Supply Analysis is the determination of an organization's current staff demographics to include information such as staff size, skill mix, age, gender, race, tenure, retirement, eligibility, turnover, location, and trends.
The amount by which employee supply exceeds needs or requirements.
The Turnover Rate of organizations can identify areas needing corrective action, such as skill gaps or supervisory training. High Turnover Rates correspond with higher costs of recruitment and selection, loss of skills, training and knowledge, and loss of productivity during replacement. The Turnover Rate does not differentiate between employee and employer-initiated separations, or the reasons for the separations.
The Adjusted Turnover Rate removes the impact of new hires, which make up the majority of gains. The result is an estimate of losses which factors out resignations that come from new hires within the first Year of Service. Most new hires will be lost within the first 5 Years of Service.
The workforce is made of up different types of employees, i.e. permanent, other than permanent, volunteers, contractors. The use of Other than Permanent appointments (Temporary and Term) increases USGS's flexibility in getting work done by meeting changing needs through using all employment options. An organization's ability to quickly expand or contract in anticipation or as a result of program changes, reduced budgets, etc. is to a degree based upon the type of appointments (permanent, term or temporary) of the workforce. The occupational category that provides the most flexibility is Science Technical, where the USGS has traditionally utilized a large student workforce.
A long term (three to five year) plan that identifies anticipated workforce needs, including strategies to meet those needs, and performance targets that measure success in meeting those goals. The goal of the workforce plan is to have the right people, across the organization, in the right place at the right time.
Workforce Planning (WFP)
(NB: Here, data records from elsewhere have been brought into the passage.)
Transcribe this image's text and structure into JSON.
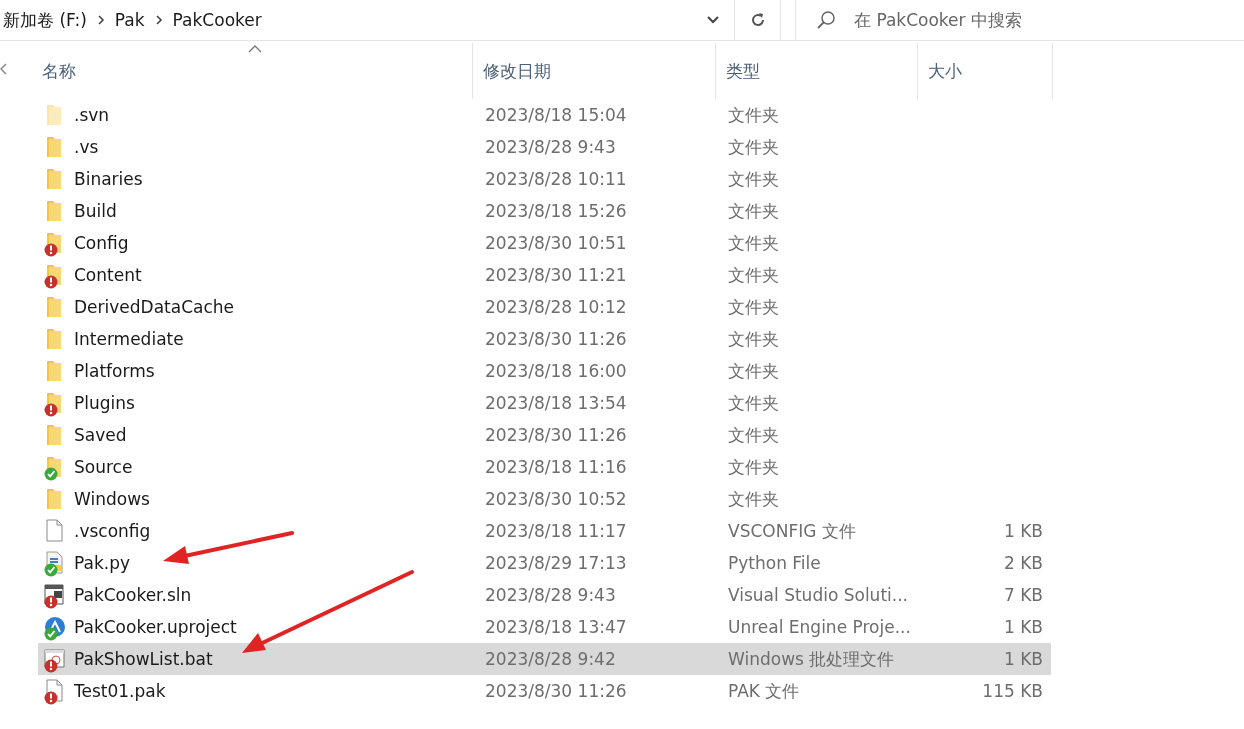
{
  "address_bar": {
    "path": [
      "新加卷 (F:)",
      "Pak",
      "PakCooker"
    ]
  },
  "search": {
    "placeholder": "在 PakCooker 中搜索"
  },
  "columns": [
    {
      "label": "名称",
      "sorted": true
    },
    {
      "label": "修改日期",
      "sorted": false
    },
    {
      "label": "类型",
      "sorted": false
    },
    {
      "label": "大小",
      "sorted": false
    }
  ],
  "rows": [
    {
      "name": ".svn",
      "date": "2023/8/18 15:04",
      "type": "文件夹",
      "kind": "folder",
      "faded": true,
      "selected": false
    },
    {
      "name": ".vs",
      "date": "2023/8/28 9:43",
      "type": "文件夹",
      "kind": "folder",
      "selected": false
    },
    {
      "name": "Binaries",
      "date": "2023/8/28 10:11",
      "type": "文件夹",
      "kind": "folder",
      "selected": false
    },
    {
      "name": "Build",
      "date": "2023/8/18 15:26",
      "type": "文件夹",
      "kind": "folder",
      "selected": false
    },
    {
      "name": "Config",
      "date": "2023/8/30 10:51",
      "type": "文件夹",
      "kind": "folder",
      "conflict": true,
      "selected": false
    },
    {
      "name": "Content",
      "date": "2023/8/30 11:21",
      "type": "文件夹",
      "kind": "folder",
      "conflict": true,
      "selected": false
    },
    {
      "name": "DerivedDataCache",
      "date": "2023/8/28 10:12",
      "type": "文件夹",
      "kind": "folder",
      "selected": false
    },
    {
      "name": "Intermediate",
      "date": "2023/8/30 11:26",
      "type": "文件夹",
      "kind": "folder",
      "selected": false
    },
    {
      "name": "Platforms",
      "date": "2023/8/18 16:00",
      "type": "文件夹",
      "kind": "folder",
      "selected": false
    },
    {
      "name": "Plugins",
      "date": "2023/8/18 13:54",
      "type": "文件夹",
      "kind": "folder",
      "conflict": true,
      "selected": false
    },
    {
      "name": "Saved",
      "date": "2023/8/30 11:26",
      "type": "文件夹",
      "kind": "folder",
      "selected": false
    },
    {
      "name": "Source",
      "date": "2023/8/18 11:16",
      "type": "文件夹",
      "kind": "folder",
      "synced": true,
      "selected": false
    },
    {
      "name": "Windows",
      "date": "2023/8/30 10:52",
      "type": "文件夹",
      "kind": "folder",
      "selected": false
    },
    {
      "name": ".vsconfig",
      "date": "2023/8/18 11:17",
      "type": "VSCONFIG 文件",
      "size": "1 KB",
      "kind": "file",
      "selected": false
    },
    {
      "name": "Pak.py",
      "date": "2023/8/29 17:13",
      "type": "Python File",
      "size": "2 KB",
      "kind": "python",
      "synced": true,
      "selected": false
    },
    {
      "name": "PakCooker.sln",
      "date": "2023/8/28 9:43",
      "type": "Visual Studio Soluti...",
      "size": "7 KB",
      "kind": "solution",
      "conflict": true,
      "selected": false
    },
    {
      "name": "PakCooker.uproject",
      "date": "2023/8/18 13:47",
      "type": "Unreal Engine Proje...",
      "size": "1 KB",
      "kind": "project",
      "synced": true,
      "selected": false
    },
    {
      "name": "PakShowList.bat",
      "date": "2023/8/28 9:42",
      "type": "Windows 批处理文件",
      "size": "1 KB",
      "kind": "batch",
      "conflict": true,
      "selected": true
    },
    {
      "name": "Test01.pak",
      "date": "2023/8/30 11:26",
      "type": "PAK 文件",
      "size": "115 KB",
      "kind": "file",
      "conflict": true,
      "selected": false
    }
  ]
}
Workforce planning is an organization's process for ensuring "the right people are in the right place at the right time." It takes a long-term view (three to five year) of organizational needs and how those needs may change based on internal and external factors. Workforce planning begins with the identification of the organization's strategic direction; an analysis of the present workforce (Supply); an identification of the future workforce needed to meet the strategic direction (Demand); a comparison of the present workforce to the future needs (Gaps/Discrepancies); the strategy to address those discrepancies (Action Planning); and an evaluation to assure the workforce direction remains valid and objectives are being met.
Workforce Planning Team
A group of individuals with multi-disciplinary backgrounds involved in activities within their respective organizational level and who can ensure the right skills are in the right location at the right time to address mission accomplishment.